**Activity**: Each line of the listing below that includes "EURAUD" must be copied.
____ Given records
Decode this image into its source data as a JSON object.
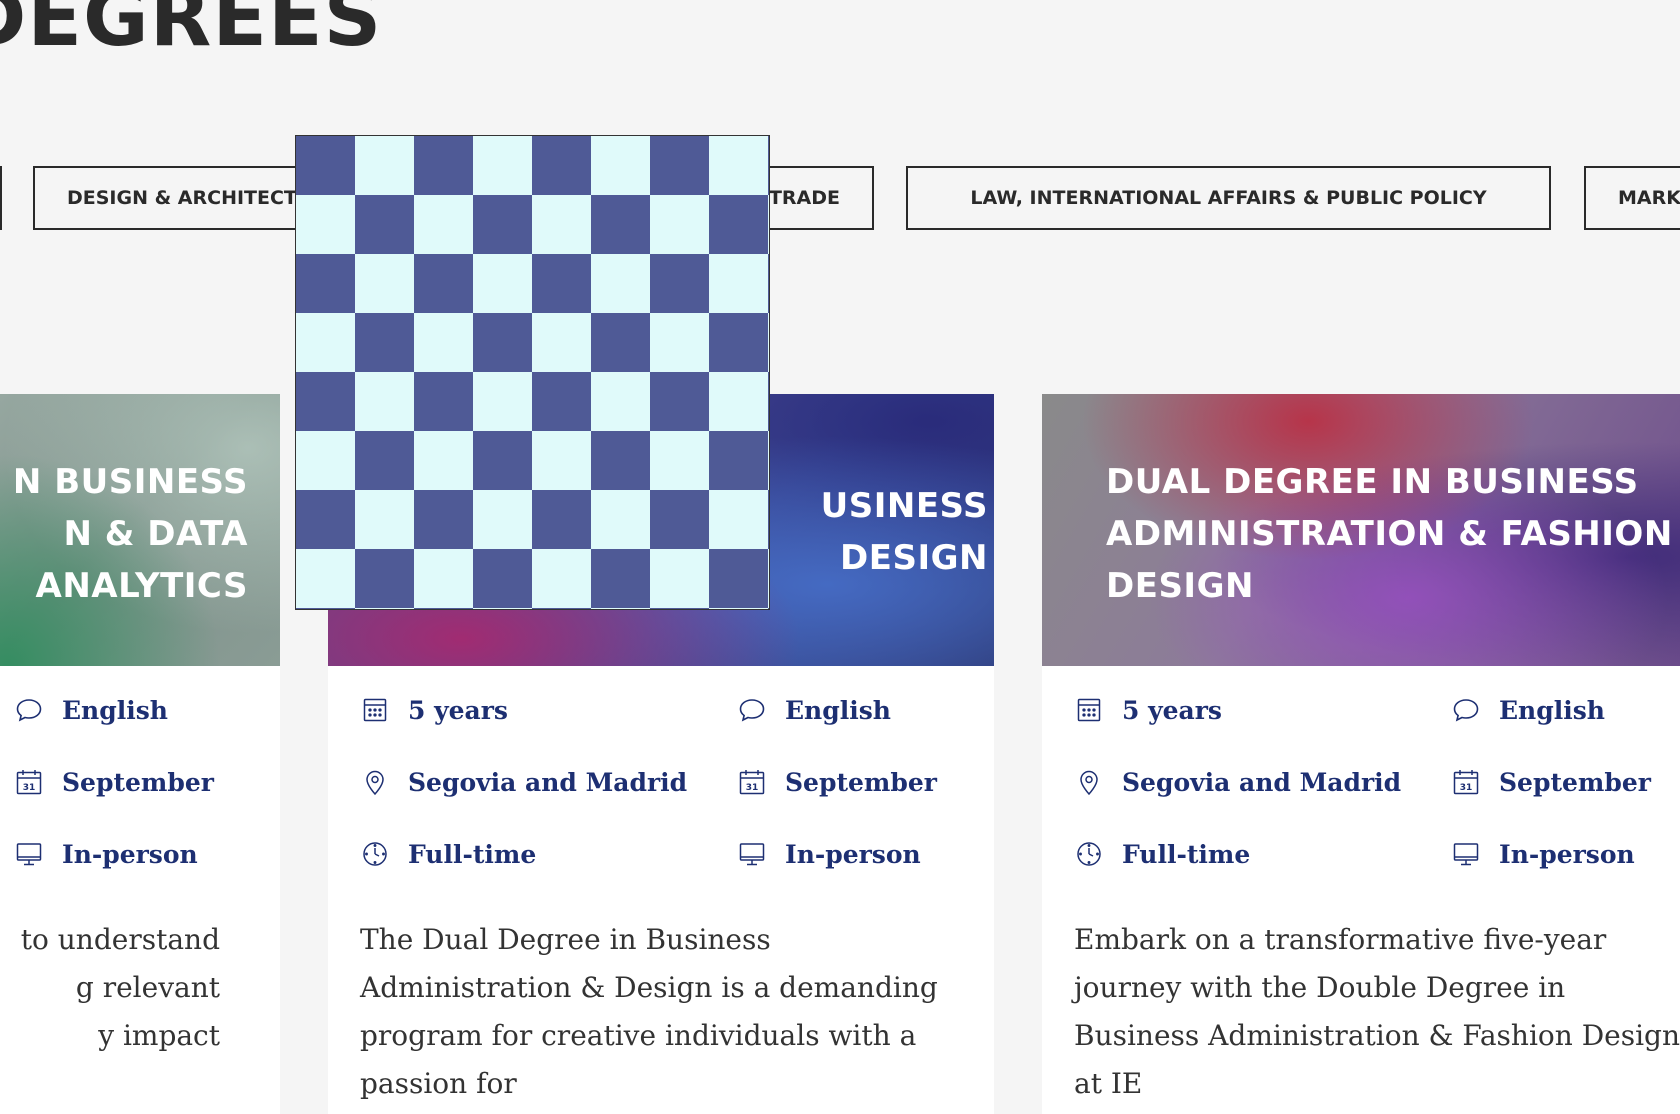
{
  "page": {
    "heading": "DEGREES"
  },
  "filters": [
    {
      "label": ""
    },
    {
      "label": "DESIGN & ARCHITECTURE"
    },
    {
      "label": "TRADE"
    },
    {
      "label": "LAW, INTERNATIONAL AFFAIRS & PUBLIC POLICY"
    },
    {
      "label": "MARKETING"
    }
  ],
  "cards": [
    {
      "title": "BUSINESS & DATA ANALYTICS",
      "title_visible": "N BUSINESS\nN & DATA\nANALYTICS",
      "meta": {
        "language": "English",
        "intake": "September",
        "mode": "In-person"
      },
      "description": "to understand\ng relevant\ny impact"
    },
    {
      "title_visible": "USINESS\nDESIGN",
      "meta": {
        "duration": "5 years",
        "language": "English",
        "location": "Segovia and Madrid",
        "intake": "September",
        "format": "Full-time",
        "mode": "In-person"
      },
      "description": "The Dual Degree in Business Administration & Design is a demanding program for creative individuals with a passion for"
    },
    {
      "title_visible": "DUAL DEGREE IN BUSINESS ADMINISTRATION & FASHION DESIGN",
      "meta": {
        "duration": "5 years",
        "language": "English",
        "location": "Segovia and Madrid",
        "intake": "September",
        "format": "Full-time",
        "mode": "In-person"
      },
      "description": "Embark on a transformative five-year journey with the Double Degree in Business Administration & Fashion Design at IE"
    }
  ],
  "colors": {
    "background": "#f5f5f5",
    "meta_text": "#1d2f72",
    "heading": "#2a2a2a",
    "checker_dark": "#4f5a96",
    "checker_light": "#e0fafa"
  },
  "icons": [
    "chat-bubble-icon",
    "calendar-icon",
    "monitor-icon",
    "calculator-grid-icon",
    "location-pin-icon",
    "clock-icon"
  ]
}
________
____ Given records
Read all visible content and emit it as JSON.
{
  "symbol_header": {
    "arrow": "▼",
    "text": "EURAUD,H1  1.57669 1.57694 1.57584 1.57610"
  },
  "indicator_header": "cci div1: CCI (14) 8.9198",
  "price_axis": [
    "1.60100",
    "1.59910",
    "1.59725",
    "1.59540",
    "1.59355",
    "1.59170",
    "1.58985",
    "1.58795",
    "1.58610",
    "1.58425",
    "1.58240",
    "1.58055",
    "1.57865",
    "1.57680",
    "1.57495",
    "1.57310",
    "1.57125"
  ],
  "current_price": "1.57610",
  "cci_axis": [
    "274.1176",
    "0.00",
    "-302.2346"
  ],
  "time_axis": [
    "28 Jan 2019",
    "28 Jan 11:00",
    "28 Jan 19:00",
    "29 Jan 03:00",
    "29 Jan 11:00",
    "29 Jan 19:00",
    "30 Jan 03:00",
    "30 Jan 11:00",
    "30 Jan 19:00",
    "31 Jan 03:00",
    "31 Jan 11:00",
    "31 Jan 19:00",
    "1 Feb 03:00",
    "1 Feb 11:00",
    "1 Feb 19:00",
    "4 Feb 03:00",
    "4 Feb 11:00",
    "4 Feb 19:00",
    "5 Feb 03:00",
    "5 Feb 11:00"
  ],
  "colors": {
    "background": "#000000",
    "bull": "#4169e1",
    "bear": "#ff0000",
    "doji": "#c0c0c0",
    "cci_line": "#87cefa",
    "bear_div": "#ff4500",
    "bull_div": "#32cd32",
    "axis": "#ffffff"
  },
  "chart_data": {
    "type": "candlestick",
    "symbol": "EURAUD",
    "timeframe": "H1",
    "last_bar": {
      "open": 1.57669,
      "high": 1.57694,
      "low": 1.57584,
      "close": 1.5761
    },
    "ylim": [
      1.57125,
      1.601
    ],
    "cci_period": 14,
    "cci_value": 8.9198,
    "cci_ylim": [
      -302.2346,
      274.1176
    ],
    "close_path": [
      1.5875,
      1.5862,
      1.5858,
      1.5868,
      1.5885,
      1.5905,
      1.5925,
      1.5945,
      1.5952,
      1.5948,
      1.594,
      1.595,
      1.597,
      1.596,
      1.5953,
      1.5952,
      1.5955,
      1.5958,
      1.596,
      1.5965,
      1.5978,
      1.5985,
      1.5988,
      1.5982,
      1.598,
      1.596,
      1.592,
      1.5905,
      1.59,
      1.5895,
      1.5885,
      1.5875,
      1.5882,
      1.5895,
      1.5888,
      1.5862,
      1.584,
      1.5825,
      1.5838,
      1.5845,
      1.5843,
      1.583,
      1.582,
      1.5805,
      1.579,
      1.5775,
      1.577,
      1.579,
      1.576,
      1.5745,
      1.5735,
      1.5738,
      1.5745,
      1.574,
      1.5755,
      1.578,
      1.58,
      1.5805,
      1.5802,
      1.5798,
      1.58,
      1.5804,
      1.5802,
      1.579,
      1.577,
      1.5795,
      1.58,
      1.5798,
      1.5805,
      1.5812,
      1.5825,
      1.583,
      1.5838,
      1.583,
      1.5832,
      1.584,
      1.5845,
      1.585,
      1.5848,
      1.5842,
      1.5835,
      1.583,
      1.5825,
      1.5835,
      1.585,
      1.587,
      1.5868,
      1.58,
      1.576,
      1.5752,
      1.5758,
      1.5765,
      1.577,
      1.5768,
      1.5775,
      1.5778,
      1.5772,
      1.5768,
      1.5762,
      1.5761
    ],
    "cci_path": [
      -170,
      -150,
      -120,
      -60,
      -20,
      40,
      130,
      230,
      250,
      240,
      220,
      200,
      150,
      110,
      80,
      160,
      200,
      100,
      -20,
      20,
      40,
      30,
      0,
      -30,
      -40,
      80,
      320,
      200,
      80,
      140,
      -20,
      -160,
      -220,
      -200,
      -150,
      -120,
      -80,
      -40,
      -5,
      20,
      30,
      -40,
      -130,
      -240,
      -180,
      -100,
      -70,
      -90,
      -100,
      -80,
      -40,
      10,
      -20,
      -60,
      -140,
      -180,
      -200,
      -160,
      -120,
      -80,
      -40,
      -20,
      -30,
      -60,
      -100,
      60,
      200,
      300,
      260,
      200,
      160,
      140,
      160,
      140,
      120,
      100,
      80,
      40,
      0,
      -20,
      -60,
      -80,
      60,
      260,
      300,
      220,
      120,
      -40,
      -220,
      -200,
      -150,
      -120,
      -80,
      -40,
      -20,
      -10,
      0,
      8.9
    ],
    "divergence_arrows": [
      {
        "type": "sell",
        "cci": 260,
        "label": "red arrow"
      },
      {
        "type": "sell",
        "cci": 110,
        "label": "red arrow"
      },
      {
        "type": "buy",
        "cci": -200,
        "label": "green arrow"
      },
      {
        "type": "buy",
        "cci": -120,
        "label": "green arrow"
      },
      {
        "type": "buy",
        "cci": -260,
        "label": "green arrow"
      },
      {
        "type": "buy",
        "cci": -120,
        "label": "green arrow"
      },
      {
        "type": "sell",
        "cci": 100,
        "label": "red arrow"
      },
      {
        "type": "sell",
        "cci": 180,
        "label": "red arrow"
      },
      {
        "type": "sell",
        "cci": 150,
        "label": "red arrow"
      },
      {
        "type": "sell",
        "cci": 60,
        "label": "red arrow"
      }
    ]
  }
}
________
**Task answer**:
    "text": "EURAUD,H1  1.57669 1.57694 1.57584 1.57610"
    "symbol": "EURAUD",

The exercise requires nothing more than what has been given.